Segment Open

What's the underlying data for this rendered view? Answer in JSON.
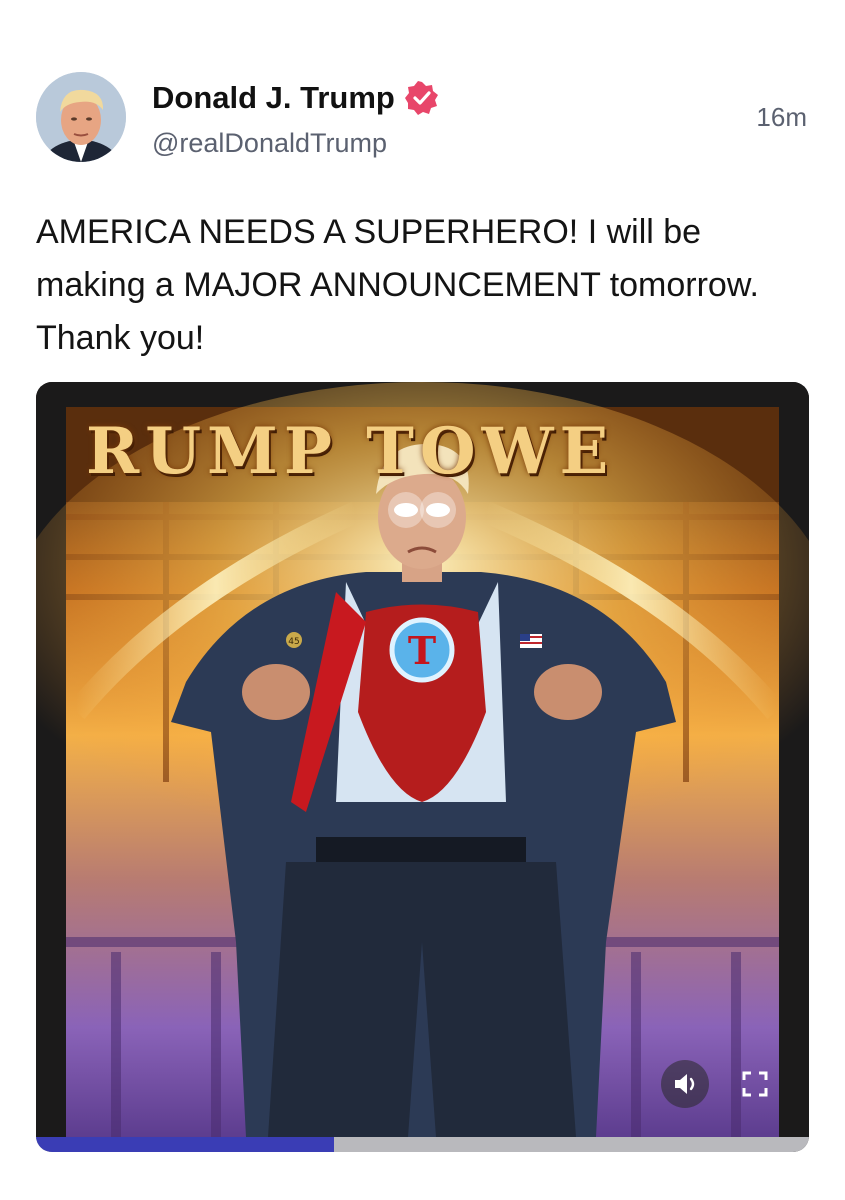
{
  "post": {
    "author": {
      "display_name": "Donald J. Trump",
      "handle": "@realDonaldTrump",
      "verified": true
    },
    "timestamp": "16m",
    "text": "AMERICA NEEDS A SUPERHERO! I will be making a MAJOR ANNOUNCEMENT tomorrow. Thank you!",
    "media": {
      "sign_text": "RUMP TOWE",
      "chest_emblem": "T",
      "pin_text": "45",
      "progress_fraction": 0.385
    }
  },
  "icons": {
    "verified": "verified-badge-icon",
    "volume": "speaker-icon",
    "fullscreen": "fullscreen-icon"
  },
  "colors": {
    "verified_badge": "#e8466a",
    "progress_fill": "#3a3db5",
    "progress_track": "#b9b9bd",
    "secondary_text": "#5b6170"
  }
}
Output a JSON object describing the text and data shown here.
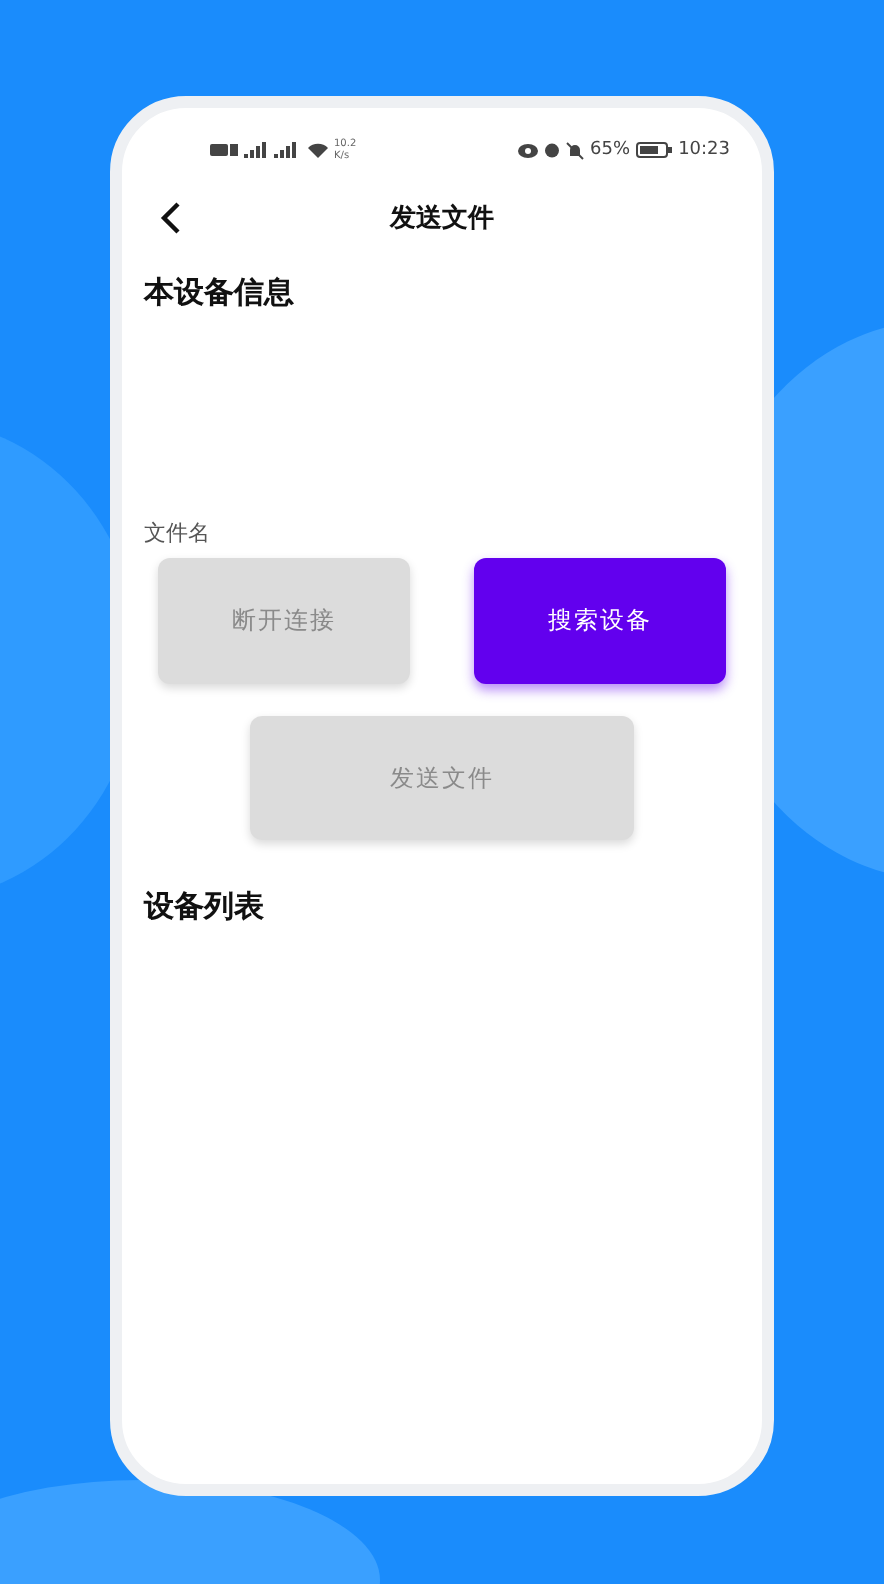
{
  "status_bar": {
    "speed": "10.2",
    "speed_unit": "K/s",
    "battery_percent": "65%",
    "time": "10:23"
  },
  "header": {
    "title": "发送文件"
  },
  "device_info": {
    "heading": "本设备信息"
  },
  "file": {
    "label": "文件名"
  },
  "buttons": [
    {
      "label": "断开连接",
      "disabled": true
    },
    {
      "label": "搜索设备",
      "disabled": false
    },
    {
      "label": "发送文件",
      "disabled": true
    }
  ],
  "device_list": {
    "heading": "设备列表"
  }
}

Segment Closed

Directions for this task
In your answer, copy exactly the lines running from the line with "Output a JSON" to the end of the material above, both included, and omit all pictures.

Exercise answer
Output a JSON object describing the text and data shown here.
{
  "status_bar": {
    "speed": "10.2",
    "speed_unit": "K/s",
    "battery_percent": "65%",
    "time": "10:23"
  },
  "header": {
    "title": "发送文件"
  },
  "device_info": {
    "heading": "本设备信息"
  },
  "file": {
    "label": "文件名"
  },
  "buttons": [
    {
      "label": "断开连接",
      "disabled": true
    },
    {
      "label": "搜索设备",
      "disabled": false
    },
    {
      "label": "发送文件",
      "disabled": true
    }
  ],
  "device_list": {
    "heading": "设备列表"
  }
}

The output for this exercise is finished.